John Mount explains how to perform bias correction and explains why it happens so rarely in practice:

The bias in question is falling off at a rate of

`1/n`

(where`n`

is our sample size). So the bias issue loses what little gravity it ever may have ever had when working with big data. Most sources of noise will be falling off at a slower rate of`1/sqrt(n)`

, so it isunlikelythis bias is going to be the worst feature of your sample.But let’s

pretendthe sample size correction indeed is an important point for a while.

Under the “no bias allowed” rubric: if it is so vitally important to bias-correct the variance estimate, would it not be equally critical to correct the standard deviation estimate?The practical answer seems to be: no. The straightforward standard deviation estimate itself is biased (it has to be, as a consequence of Jensen’s inequality). And pretty much nobody cares, corrects it, or teaches how to correct it, as it just isn’t worth the trouble.

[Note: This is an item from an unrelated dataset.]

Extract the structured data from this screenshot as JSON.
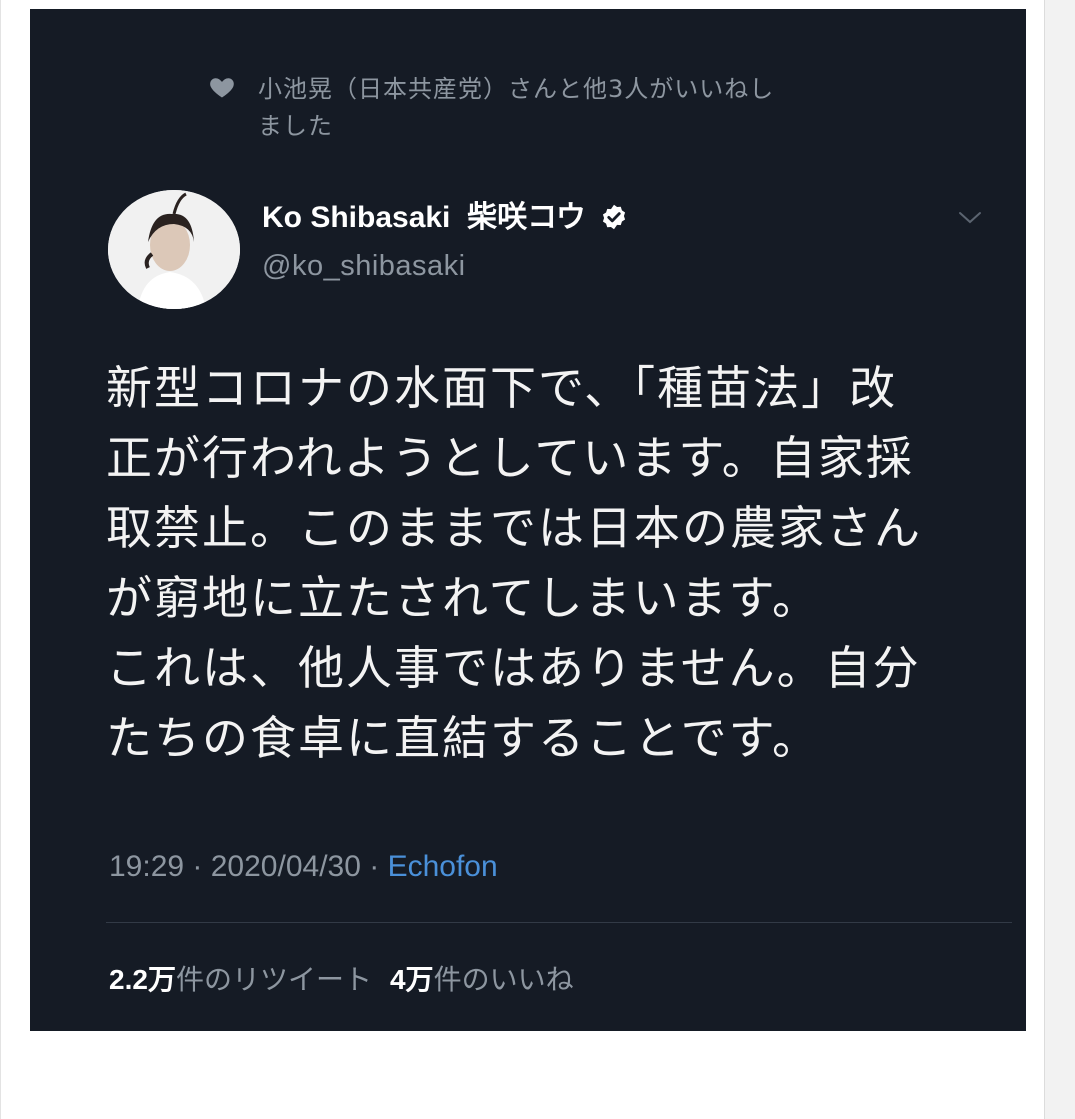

This is a good explanation of the topic as well as the reason people make these corrections so rarely.